The European Court of Human Rights (ECHR) has ruled that two foreign nationals living overseas had their privacy violated by the mass surveillance programme run by the UK's intelligence, security and cyber agency, GCHQ. The two plaintiffs, Joshua Wieder and Claudio Guarnieri believed that their communications were intercepted by GCHQ as part of its bulk interception of data. Despite being refused the right to seek redress in Britain, they took their case to Strasbourg, where the ECHR found a violation based on a broader 2021 ruling against the UK's historic practice of intercepting and collecting vast amounts of data.
Dr Ilia Siatitsa, Programme Director and Senior Legal Officer for Privacy International, said: "This judgment signifies a significant milestone for the safeguarding of privacy and the enjoyment of human rights in the digital era. The ever-expanding capabilities of technology have empowered states to spy far beyond their traditional borders, granting them unprecedented access to individuals’ information and lives. States can no longer assume digital surveillance comes without consequences or that they can evade accountability by targeting people outside their borders. Today’s ruling from the European Court of Human Rights emphatically underscores that security and intelligence agencies must be held responsible for the effects of their actions no matter where they occur."
Additional reporting in the Financial Times (£).
What is this page?
You are reading a summary article on the Privacy Newsfeed, a free resource for DPOs and other professionals with privacy or data protection responsibilities helping them stay informed of industry news all in one place. The information here is a brief snippet relating to a single piece of original content or several articles about a common topic or thread. The main contributor is listed in the top left-hand corner, just beneath the article title.
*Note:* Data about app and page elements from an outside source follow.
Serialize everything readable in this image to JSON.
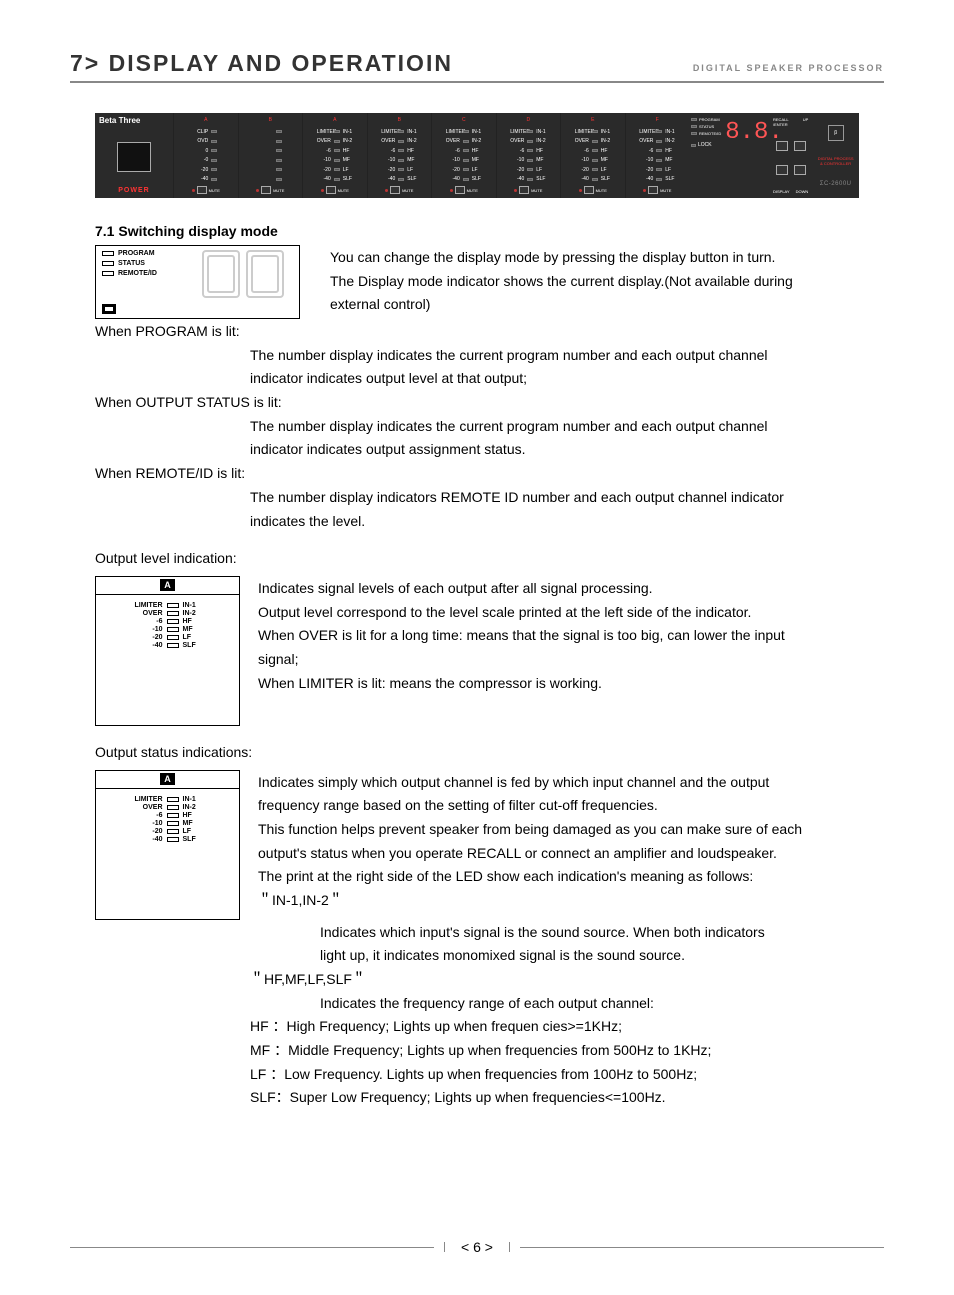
{
  "header": {
    "title": "7> DISPLAY AND OPERATIOIN",
    "subtitle": "DIGITAL SPEAKER PROCESSOR"
  },
  "panel": {
    "brand": "Beta Three",
    "power": "POWER",
    "input_cols": [
      "A",
      "B"
    ],
    "input_leds_left": [
      "CLIP",
      "OVD",
      "0",
      "-0",
      "-20",
      "-40"
    ],
    "output_cols": [
      "A",
      "B",
      "C",
      "D",
      "E",
      "F"
    ],
    "output_leds_left": [
      "LIMITER",
      "OVER",
      "-6",
      "-10",
      "-20",
      "-40"
    ],
    "output_leds_right": [
      "IN-1",
      "IN-2",
      "HF",
      "MF",
      "LF",
      "SLF"
    ],
    "mute": "MUTE",
    "disp_lines": [
      "PROGRAM",
      "STATUS",
      "REMOTE/ID"
    ],
    "lock": "LOCK",
    "digits": "8.8.",
    "btn_top": [
      "RECALL /ENTER",
      "UP"
    ],
    "btn_bot": [
      "DISPLAY",
      "DOWN"
    ],
    "logo_red": "DIGITAL PROCESS & CONTROLLER",
    "model": "ΣC-2600U"
  },
  "section": {
    "s71": "7.1 Switching display mode"
  },
  "mode_box": {
    "lines": [
      "PROGRAM",
      "STATUS",
      "REMOTE/ID"
    ]
  },
  "text": {
    "intro1": "You can change the display mode by pressing the display button in turn.",
    "intro2": "The Display mode indicator shows the current display.(Not available during",
    "intro3": "external control)",
    "prog_lbl": "When PROGRAM is lit:",
    "prog_l1": "The number display indicates the current program number and each output channel",
    "prog_l2": "indicator indicates output level at that output;",
    "stat_lbl": "When OUTPUT STATUS is lit:",
    "stat_l1": "The number display indicates the current program number and each output channel",
    "stat_l2": "indicator indicates output assignment status.",
    "rem_lbl": "When REMOTE/ID is lit:",
    "rem_l1": "The number display indicators REMOTE ID number and each output channel indicator",
    "rem_l2": "indicates the level.",
    "out_lvl_lbl": "Output level indication:",
    "ol1": "Indicates signal levels of each output after all signal processing.",
    "ol2": "Output level correspond to the level scale printed at the left side of the indicator.",
    "ol3": "When OVER is lit for a long time: means that the signal is too big,  can lower the input",
    "ol4": "signal;",
    "ol5": "When LIMITER is lit:  means the compressor is working.",
    "out_stat_lbl": "Output status indications:",
    "os1": "Indicates simply which output channel is fed by which input channel and the output",
    "os2": "frequency range based on the setting of filter cut-off frequencies.",
    "os3": "This function helps prevent speaker from being damaged as you can make sure of each",
    "os4": "output's status when you operate RECALL or connect an amplifier and loudspeaker.",
    "os5": "The print at the right side of the LED show each indication's meaning as follows:",
    "os6": "＂IN-1,IN-2＂",
    "os7": "Indicates which input's signal is the sound source. When both indicators",
    "os8": "light up, it indicates monomixed signal is the sound source.",
    "os9": "＂HF,MF,LF,SLF＂",
    "os10": "Indicates the frequency range of each output channel:",
    "os11": "HF  ：High Frequency;  Lights up  when frequen cies>=1KHz;",
    "os12": "MF ：Middle Frequency; Lights up when frequencies from 500Hz to 1KHz;",
    "os13": "LF  ：Low Frequency. Lights up when frequencies from 100Hz to 500Hz;",
    "os14": "SLF：Super Low Frequency; Lights up when frequencies<=100Hz."
  },
  "level_box": {
    "tag": "A",
    "rows_l": [
      "LIMITER",
      "OVER",
      "-6",
      "-10",
      "-20",
      "-40"
    ],
    "rows_r": [
      "IN-1",
      "IN-2",
      "HF",
      "MF",
      "LF",
      "SLF"
    ]
  },
  "footer": {
    "page": "6"
  }
}
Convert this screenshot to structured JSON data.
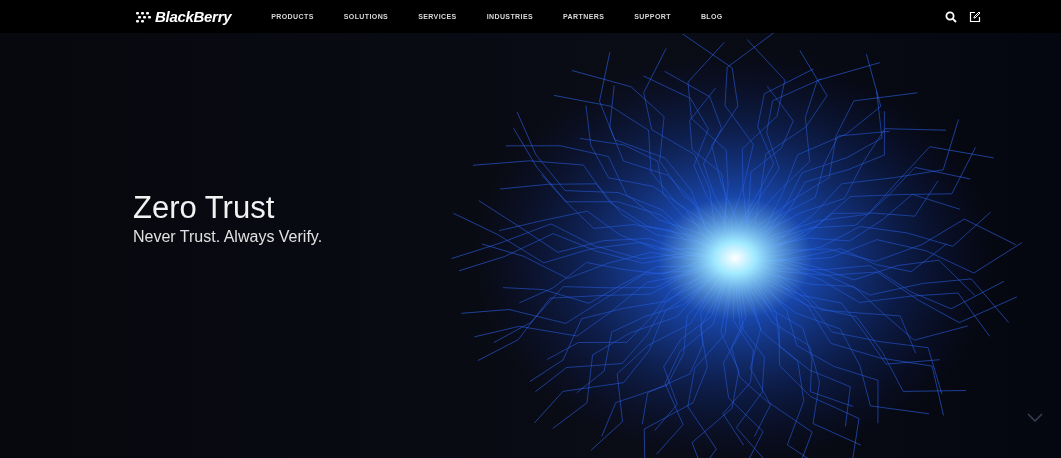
{
  "nav": {
    "logo": "BlackBerry",
    "items": [
      "PRODUCTS",
      "SOLUTIONS",
      "SERVICES",
      "INDUSTRIES",
      "PARTNERS",
      "SUPPORT",
      "BLOG"
    ]
  },
  "hero": {
    "title": "Zero Trust",
    "subtitle": "Never Trust. Always Verify."
  }
}
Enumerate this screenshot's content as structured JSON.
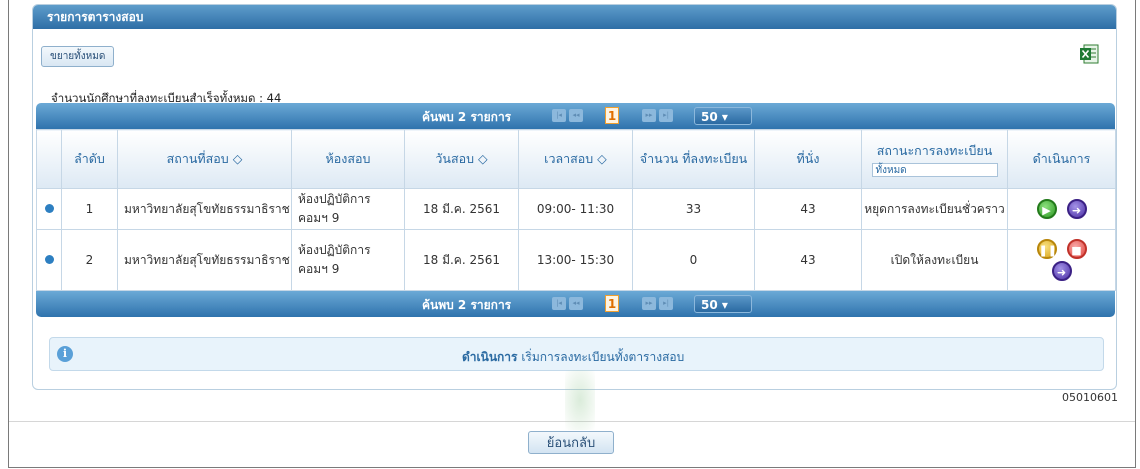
{
  "panel": {
    "title": "รายการตารางสอบ"
  },
  "toolbar": {
    "expand_all_label": "ขยายทั้งหมด"
  },
  "summary": {
    "count_text": "จำนวนนักศึกษาที่ลงทะเบียนสำเร็จทั้งหมด : 44"
  },
  "pager": {
    "found_text": "ค้นพบ 2 รายการ",
    "current_page": "1",
    "page_size": "50"
  },
  "table": {
    "headers": {
      "no": "ลำดับ",
      "place": "สถานที่สอบ ◇",
      "room": "ห้องสอบ",
      "date": "วันสอบ ◇",
      "time": "เวลาสอบ ◇",
      "registered": "จำนวน ที่ลงทะเบียน",
      "seats": "ที่นั่ง",
      "status": "สถานะการลงทะเบียน",
      "status_filter": "ทั้งหมด",
      "action": "ดำเนินการ"
    },
    "rows": [
      {
        "no": "1",
        "place": "มหาวิทยาลัยสุโขทัยธรรมาธิราช",
        "room": "ห้องปฏิบัติการ คอมฯ 9",
        "date": "18 มี.ค. 2561",
        "time": "09:00- 11:30",
        "registered": "33",
        "seats": "43",
        "status": "หยุดการลงทะเบียนชั่วคราว"
      },
      {
        "no": "2",
        "place": "มหาวิทยาลัยสุโขทัยธรรมาธิราช",
        "room": "ห้องปฏิบัติการ คอมฯ 9",
        "date": "18 มี.ค. 2561",
        "time": "13:00- 15:30",
        "registered": "0",
        "seats": "43",
        "status": "เปิดให้ลงทะเบียน"
      }
    ]
  },
  "info": {
    "label": "ดำเนินการ",
    "message": "เริ่มการลงทะเบียนทั้งตารางสอบ"
  },
  "footer": {
    "code": "05010601",
    "back_label": "ย้อนกลับ"
  },
  "colors": {
    "header_blue": "#2e6ea6",
    "link_blue": "#2a6aa2",
    "play_green": "#2f9a25",
    "next_purple": "#4b2fa5",
    "pause_yellow": "#d8a318",
    "stop_red": "#e0443c"
  }
}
The Privacy Newsfeed monitors over 300 global publications, of which more than 4,350 summary articles have been posted to the online archive dating back to the beginning of 2020. A weekly roundup is available by email every Friday.